*** Data ***
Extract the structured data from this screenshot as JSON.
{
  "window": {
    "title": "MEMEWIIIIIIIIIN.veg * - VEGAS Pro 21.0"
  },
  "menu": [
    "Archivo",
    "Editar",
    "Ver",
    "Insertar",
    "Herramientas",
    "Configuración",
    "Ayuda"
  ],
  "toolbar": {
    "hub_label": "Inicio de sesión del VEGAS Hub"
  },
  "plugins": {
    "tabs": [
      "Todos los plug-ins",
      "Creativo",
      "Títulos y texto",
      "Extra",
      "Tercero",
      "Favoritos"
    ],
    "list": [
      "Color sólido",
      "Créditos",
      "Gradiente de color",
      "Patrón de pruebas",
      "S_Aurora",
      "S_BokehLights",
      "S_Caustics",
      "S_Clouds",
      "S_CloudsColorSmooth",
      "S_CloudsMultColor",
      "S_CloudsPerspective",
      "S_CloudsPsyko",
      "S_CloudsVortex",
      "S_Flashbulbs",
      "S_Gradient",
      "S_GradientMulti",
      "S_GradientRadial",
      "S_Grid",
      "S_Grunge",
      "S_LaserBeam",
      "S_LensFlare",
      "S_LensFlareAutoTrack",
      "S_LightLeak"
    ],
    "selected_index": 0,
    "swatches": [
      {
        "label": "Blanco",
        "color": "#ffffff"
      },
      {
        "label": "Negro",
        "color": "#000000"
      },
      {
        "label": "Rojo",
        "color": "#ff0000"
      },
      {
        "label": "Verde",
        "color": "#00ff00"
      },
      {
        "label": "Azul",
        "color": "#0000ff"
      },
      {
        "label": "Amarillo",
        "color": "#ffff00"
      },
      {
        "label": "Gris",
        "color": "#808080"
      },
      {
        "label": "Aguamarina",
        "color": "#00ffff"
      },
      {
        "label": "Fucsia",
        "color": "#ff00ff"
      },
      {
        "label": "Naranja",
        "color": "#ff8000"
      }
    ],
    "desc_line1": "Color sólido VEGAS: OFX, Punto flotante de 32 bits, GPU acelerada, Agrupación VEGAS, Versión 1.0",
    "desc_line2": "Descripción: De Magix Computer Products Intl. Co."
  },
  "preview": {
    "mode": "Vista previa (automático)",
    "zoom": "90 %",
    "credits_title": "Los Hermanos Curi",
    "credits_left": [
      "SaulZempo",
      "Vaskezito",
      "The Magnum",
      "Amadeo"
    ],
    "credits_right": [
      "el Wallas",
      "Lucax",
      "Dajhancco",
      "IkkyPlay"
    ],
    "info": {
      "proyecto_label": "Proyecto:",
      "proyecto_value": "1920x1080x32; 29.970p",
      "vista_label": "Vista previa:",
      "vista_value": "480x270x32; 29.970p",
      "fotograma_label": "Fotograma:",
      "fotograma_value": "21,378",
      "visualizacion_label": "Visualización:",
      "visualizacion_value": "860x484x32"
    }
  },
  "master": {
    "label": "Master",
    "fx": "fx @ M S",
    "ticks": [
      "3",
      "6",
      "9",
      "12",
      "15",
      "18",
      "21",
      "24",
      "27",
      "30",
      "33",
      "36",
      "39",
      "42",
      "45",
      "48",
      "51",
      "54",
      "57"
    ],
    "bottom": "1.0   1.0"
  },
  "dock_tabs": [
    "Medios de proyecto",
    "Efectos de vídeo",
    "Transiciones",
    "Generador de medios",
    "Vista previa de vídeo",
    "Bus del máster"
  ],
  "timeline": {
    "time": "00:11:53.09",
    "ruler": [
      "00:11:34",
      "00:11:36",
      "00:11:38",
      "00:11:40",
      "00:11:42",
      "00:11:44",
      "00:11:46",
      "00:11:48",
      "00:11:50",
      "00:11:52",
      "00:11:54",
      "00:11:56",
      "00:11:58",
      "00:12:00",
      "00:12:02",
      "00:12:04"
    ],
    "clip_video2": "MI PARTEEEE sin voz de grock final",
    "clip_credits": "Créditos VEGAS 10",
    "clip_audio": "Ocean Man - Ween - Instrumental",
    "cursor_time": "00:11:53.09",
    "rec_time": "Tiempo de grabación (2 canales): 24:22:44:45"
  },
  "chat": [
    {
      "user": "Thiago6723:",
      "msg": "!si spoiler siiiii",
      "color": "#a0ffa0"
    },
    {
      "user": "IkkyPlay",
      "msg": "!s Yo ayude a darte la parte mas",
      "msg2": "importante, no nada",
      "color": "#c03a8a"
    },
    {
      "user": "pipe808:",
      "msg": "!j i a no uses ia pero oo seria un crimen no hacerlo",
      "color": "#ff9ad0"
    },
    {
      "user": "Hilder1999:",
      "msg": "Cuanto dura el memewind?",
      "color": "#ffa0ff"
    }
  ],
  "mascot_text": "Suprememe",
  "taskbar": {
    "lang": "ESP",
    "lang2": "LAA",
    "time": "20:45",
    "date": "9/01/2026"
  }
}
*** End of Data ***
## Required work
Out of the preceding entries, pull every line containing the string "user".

## Task answer
      "user": "Thiago6723:",
      "user": "IkkyPlay",
      "user": "pipe808:",
      "user": "Hilder1999:",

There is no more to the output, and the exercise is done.